The fingerflip is one of the most iconic freestyle tricks. Like the kickflip, it was once fairly common in skateboarding in general, but basically got left behind at the start of the 90s. As such, there’s a whole host of fingerflip tricks which we’ll be exploring as time goes on.
Before you even begin thinking about doing this trick, it’s important that you make sure you can do a Tailstop Fingerflip properly. As long as you’ve learned them the way they’re shown in that trick tip, it will be a pretty simple jump from the tailstop fingerflip to this rolling one.
Your starting position for rolling into a fingerflip is not too dissimilar to an ollie – the front foot wants to be in the very center of the board, and the back foot is at the tip of the tail. Don’t worry about being perfectly perpendicular to the deck – as you can see, I angle my front foot slightly for comfort.
The grip with the front hand is much more important. To get the cleanest, snappiest flip, you want to have your fingers underneath the nose, and the thumb to the toeside edge, with a small gap between index finger and thumb. This means your fingers can do most of the work, and not your arm or wrist.
Obviously, this trick happens in a very small space. You really need to ball up to get into position; remember to bend as much as possible at the knees instead of just trying to bend at the back. I’m already pushing down on my thumb and up with my fingers here, preloading the board so it’ll flip as soon as my weight comes off it.
As I start to straighten my legs for takeoff, I transfer my weight back – my hips have shifted slightly further past my back foot. The goal is to go to tail and take off from there in exactly the same way as I did with the tailstop fingerflip – I don’t want to think about anything else at this point.
At this point, I’m basically just doing the tailstop fingerflip. To begin with, expect to stop for a second on the tail before you jump. However, as you can tell from my straightened legs, I’m already jumping slightly here, and my weight is coming off the board, even as I’m shifting it backwards.
As my feet leave the board, the pressure already in my thumb and fingers pushes the board into the flip. It feels a lot like I’m clicking my fingers at this point – the rest of my arm doesn’t do anything. I’m not even picking the nose up past the point where the shift in body weight had raised it to.
This is the top of the fingerflip, and there’s two things to note here: firstly, I’m balled back up in midair. I look very similar to my rolling position. You’ve got to be able to suck your knees up to your chest to get out of the board’s way. Secondly, I’m STILL holding the board. You can get the board about half way round before your fingers have to let go.
Here’s the takeoff viewed from in front. Look at how little movement there is in the front arm; the more you move that arm, the less likely you are to land cleanly on the board. Everything happens in the fingers – hence the name.
At this point, the trick is done. I just hover above it and try to judge when to put my feet down. 90% of this is experience and timing. If you get it right, the flip will be so fast that it’ll be impossible to “spot the griptape and stomp it on the bolts”.
Time to put it down.

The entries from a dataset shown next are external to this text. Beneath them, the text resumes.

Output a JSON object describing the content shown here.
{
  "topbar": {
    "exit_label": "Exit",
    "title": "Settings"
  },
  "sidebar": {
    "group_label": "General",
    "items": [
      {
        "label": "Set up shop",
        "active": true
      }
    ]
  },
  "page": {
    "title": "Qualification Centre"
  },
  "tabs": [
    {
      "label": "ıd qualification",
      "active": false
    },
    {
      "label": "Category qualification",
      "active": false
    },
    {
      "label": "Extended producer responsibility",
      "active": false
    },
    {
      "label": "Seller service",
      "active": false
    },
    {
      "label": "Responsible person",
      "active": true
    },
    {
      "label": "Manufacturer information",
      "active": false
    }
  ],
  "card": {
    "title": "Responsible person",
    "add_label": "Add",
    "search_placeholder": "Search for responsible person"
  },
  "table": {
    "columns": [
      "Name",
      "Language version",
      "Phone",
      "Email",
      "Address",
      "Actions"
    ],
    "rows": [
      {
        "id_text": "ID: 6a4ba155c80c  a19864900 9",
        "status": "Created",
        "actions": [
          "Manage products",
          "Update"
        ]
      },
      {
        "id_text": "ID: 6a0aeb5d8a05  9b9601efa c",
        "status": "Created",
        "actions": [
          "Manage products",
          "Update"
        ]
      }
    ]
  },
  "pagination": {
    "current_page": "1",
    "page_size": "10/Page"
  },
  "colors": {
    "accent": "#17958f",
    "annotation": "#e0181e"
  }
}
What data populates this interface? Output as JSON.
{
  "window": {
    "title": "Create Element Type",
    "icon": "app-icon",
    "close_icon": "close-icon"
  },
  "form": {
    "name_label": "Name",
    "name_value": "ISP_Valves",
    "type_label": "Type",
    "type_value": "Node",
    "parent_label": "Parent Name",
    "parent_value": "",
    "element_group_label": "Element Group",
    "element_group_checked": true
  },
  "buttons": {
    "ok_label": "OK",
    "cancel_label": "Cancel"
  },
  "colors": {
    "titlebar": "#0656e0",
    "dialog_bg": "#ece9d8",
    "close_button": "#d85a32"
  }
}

I extend my legs and catch it grip-side up, stopping the flip dead. It’s very easy to over-flip these if you’re not careful – practice it rolling slowly at first until you get the timing down. You’re so tightly compressed in this trick that there’s no real escape from a bad catch other than falling forwards to the floor.
I push the board back to the ground, and ride away clean. The fact I haven’t grabbed it at the side of the nose or moved my arm during the flip means I’ve landed in the exact same line as I took off from – there’s very little adjustment needed if you’re flipping it right.
With a bit of practice, you can do a rolling fingerflip on pretty much any board, but the energy needed increases as the nose gets steeper. The reason for this is that as the angle of the nose increases, the energy you push into the board gets further and further off the axis of the flip. As such, these are considerably easier on a single kick, and if you find yourself really enjoying rolling fingerflips, it might be worth considering moving over to a flat nosed board.
I can’t emphasise this enough – do not move your arm during this trick. Any movement of your upper or lower arm will cause the board to rotate or move to one side. This is part of the reason people who learned to fingerflip from tail by grabbing the side of the nose sometimes struggle to do these rolling – if you’re throwing the board into the flip, you have to jump slightly to the side to compensate. This is difficult to do when you’re curled up into such a tight ball!
If you’re struggling with the takeoff, try moving your front foot slightly further back to make the shift in weight easier to deal with. If it feels too snappy when you’re going from a rolling position to tail, try the opposite, and move your front foot towards the nose slightly. There’s a lot of trial and error here – the sweet spot will vary based on your own body and board.